Web page and app entries:
━━━━━━

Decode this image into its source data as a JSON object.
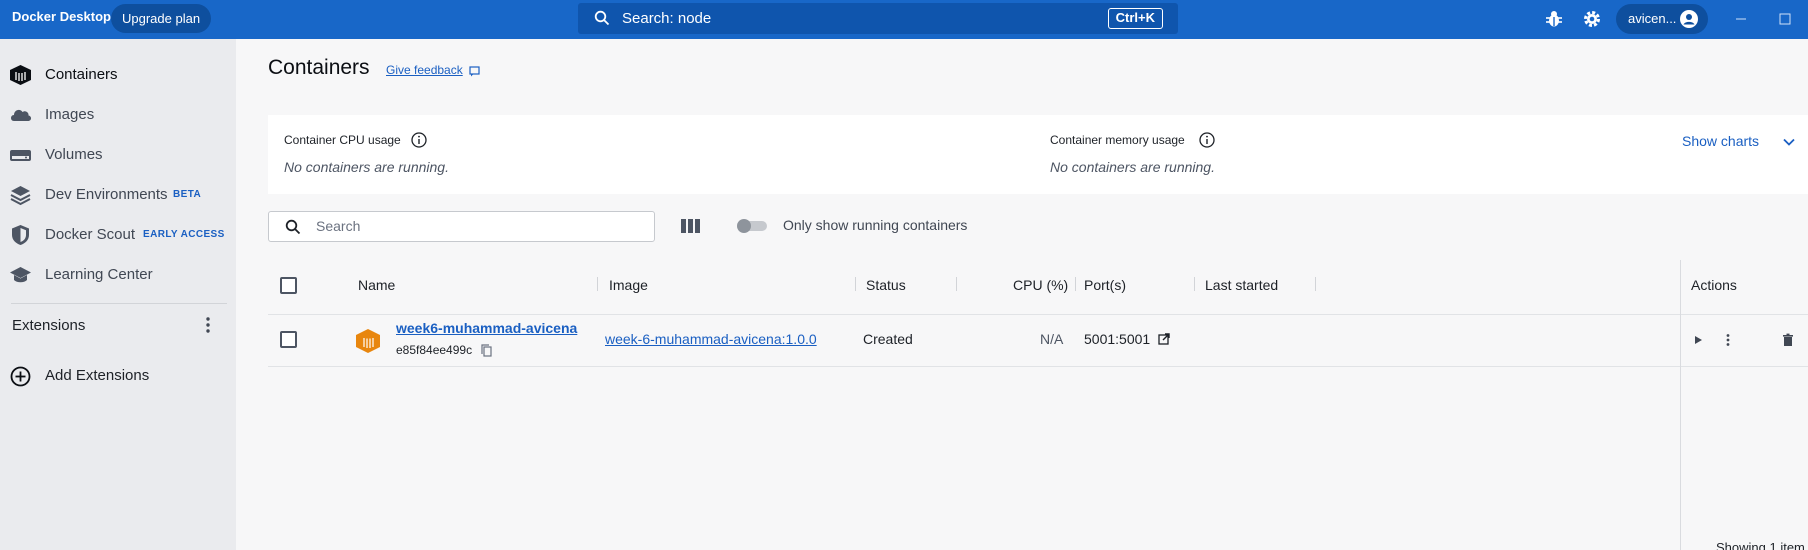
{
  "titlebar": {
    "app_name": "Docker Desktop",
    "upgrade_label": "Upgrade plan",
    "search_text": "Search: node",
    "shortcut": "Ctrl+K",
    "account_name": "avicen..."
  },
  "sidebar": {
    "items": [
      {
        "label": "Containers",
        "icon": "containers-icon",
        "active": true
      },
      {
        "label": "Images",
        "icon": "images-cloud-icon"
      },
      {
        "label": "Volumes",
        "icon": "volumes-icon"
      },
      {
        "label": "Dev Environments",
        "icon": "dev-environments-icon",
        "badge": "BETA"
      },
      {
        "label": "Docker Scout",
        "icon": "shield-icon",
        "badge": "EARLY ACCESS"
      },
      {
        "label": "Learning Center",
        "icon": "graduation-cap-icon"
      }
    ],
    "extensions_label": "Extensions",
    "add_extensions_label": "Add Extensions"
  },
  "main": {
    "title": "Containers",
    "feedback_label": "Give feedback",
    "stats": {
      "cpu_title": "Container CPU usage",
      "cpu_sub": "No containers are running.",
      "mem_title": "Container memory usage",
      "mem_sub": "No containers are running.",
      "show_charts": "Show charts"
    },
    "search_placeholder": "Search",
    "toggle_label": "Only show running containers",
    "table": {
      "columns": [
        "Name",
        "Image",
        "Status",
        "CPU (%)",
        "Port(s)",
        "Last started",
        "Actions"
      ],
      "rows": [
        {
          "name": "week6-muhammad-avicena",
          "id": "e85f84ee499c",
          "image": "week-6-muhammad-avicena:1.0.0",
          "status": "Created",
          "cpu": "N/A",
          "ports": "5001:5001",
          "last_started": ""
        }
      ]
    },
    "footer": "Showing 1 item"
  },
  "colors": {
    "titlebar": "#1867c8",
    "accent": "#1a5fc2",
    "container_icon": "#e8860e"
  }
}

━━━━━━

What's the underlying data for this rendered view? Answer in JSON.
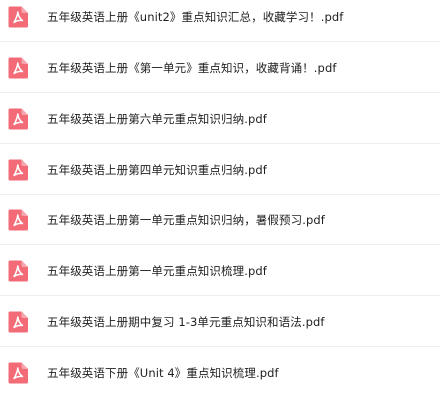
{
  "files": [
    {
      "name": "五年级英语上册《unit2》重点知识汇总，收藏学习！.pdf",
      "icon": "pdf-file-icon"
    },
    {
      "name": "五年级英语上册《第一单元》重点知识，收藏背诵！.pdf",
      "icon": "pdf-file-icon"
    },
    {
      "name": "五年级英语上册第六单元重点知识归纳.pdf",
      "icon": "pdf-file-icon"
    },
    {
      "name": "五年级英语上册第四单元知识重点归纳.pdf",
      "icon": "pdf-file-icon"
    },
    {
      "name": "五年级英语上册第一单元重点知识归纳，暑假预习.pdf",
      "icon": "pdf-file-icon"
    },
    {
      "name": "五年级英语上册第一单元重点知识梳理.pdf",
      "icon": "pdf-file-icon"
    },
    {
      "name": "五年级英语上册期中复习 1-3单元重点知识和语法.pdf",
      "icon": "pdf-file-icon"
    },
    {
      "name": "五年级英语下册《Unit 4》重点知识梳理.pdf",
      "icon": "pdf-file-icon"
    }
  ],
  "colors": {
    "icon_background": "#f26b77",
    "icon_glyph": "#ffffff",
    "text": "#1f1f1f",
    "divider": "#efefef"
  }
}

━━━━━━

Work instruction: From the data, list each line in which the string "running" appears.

Response area:
      "cpu_sub": "No containers are running.",
      "mem_sub": "No containers are running.",
    "toggle_label": "Only show running containers",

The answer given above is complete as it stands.